* ACTIVITY: Where the string "down" occurs in a line of the data below, that line should be copied.

┌──

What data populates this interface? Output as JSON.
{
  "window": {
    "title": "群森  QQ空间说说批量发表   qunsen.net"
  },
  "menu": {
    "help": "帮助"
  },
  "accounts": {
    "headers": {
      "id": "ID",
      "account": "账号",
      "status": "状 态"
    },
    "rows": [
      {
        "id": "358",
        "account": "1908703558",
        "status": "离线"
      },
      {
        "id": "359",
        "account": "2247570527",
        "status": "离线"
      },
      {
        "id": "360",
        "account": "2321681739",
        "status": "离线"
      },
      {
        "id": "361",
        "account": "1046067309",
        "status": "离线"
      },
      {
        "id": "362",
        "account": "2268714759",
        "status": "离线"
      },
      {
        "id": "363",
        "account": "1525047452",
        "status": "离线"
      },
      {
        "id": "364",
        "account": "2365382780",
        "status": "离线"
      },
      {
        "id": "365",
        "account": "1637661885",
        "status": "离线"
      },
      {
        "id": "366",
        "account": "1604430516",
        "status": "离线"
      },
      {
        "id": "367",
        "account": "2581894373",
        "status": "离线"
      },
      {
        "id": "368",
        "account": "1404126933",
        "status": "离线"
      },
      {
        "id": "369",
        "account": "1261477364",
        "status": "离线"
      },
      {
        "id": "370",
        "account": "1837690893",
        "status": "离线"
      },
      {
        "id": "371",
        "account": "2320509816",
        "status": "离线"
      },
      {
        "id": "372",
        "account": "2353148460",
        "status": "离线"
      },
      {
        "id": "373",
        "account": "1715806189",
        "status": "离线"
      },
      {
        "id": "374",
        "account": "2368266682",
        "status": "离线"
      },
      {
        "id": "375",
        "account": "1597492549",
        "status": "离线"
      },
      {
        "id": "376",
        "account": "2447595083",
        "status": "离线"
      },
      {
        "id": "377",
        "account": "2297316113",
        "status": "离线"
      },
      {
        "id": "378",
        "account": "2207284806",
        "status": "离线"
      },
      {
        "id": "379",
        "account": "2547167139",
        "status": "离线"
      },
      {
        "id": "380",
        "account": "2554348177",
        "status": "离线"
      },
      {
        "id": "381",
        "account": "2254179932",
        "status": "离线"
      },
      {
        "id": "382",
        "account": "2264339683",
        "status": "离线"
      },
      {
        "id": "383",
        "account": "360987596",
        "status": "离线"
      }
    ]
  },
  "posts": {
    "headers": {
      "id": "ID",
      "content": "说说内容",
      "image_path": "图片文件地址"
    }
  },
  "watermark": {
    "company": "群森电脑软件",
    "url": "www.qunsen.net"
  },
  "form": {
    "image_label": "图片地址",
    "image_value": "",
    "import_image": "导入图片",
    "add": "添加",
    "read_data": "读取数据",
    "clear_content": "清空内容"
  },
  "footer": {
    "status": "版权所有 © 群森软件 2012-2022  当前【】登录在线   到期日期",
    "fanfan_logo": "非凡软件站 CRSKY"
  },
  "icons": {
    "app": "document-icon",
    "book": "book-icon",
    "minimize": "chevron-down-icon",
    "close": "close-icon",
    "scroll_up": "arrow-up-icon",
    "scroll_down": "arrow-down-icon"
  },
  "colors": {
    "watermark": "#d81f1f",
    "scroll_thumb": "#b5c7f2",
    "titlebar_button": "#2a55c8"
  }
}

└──

* RESULT OF THIS TASK:
    "minimize": "chevron-down-icon",
    "scroll_down": "arrow-down-icon"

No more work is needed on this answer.